══ Data to examine
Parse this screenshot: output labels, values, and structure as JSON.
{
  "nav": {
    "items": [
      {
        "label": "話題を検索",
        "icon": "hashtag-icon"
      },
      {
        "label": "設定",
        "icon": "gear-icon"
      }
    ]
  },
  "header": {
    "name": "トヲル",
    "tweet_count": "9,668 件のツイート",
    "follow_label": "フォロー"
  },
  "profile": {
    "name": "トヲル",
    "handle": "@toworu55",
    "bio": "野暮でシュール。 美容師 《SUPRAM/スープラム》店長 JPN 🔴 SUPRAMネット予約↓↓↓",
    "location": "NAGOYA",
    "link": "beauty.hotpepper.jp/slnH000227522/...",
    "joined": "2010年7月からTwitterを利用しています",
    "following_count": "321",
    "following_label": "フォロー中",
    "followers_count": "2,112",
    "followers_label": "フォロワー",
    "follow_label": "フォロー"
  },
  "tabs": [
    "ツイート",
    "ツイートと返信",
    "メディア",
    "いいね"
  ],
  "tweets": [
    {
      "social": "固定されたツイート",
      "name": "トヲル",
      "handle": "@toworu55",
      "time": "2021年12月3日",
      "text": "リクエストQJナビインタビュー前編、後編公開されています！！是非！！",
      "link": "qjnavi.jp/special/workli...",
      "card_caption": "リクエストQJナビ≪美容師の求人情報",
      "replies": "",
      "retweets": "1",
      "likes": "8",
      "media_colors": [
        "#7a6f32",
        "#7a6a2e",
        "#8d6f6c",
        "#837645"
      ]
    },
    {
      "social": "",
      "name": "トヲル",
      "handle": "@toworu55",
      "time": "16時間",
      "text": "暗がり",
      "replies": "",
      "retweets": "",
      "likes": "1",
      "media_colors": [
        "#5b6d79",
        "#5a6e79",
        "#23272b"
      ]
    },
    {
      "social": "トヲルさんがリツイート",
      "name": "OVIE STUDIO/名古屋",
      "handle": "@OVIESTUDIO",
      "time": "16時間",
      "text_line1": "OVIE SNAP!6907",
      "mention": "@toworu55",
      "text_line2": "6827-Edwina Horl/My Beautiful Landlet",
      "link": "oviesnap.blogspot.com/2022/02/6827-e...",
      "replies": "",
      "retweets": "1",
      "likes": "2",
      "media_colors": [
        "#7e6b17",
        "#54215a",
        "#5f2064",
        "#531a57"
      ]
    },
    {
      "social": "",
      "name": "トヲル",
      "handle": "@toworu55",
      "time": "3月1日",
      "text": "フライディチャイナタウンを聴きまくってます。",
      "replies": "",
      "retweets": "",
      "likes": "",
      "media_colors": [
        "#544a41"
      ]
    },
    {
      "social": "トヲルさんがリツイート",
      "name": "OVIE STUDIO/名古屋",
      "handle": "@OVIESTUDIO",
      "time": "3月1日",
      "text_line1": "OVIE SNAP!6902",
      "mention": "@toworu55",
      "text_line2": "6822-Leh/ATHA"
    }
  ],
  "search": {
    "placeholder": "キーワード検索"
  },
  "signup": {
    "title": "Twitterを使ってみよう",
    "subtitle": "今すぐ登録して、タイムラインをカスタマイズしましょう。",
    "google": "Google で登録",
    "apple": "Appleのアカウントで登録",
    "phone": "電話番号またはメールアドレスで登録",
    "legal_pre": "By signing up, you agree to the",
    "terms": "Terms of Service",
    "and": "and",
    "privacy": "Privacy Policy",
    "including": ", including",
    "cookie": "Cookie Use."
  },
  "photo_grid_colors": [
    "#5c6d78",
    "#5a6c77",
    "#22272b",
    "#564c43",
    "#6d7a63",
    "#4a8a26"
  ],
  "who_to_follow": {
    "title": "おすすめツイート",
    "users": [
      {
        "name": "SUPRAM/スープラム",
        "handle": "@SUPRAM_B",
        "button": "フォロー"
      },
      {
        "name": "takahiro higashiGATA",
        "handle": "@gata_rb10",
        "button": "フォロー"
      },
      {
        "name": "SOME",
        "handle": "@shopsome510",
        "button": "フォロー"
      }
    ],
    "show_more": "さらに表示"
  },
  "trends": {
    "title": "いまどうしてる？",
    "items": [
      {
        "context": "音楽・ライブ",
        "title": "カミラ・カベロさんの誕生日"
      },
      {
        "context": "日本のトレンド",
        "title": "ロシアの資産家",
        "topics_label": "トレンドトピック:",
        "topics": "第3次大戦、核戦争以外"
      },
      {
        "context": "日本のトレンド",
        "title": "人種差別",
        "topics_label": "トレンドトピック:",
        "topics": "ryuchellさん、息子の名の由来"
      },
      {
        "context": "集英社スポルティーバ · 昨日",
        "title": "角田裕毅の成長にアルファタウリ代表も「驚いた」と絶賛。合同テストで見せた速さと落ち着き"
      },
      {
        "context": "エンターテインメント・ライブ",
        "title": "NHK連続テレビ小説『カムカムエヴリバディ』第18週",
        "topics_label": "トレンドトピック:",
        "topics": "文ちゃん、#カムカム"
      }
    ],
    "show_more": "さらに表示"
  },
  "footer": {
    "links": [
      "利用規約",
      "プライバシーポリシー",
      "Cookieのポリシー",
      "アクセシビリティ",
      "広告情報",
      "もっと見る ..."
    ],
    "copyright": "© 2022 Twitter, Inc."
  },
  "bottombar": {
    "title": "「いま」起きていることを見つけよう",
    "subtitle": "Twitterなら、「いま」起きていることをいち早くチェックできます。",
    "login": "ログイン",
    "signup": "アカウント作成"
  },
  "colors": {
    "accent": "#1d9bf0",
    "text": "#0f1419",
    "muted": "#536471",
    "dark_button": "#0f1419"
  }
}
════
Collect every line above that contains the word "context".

● Task response:
        "context": "音楽・ライブ",
        "context": "日本のトレンド",
        "context": "日本のトレンド",
        "context": "集英社スポルティーバ · 昨日",
        "context": "エンターテインメント・ライブ",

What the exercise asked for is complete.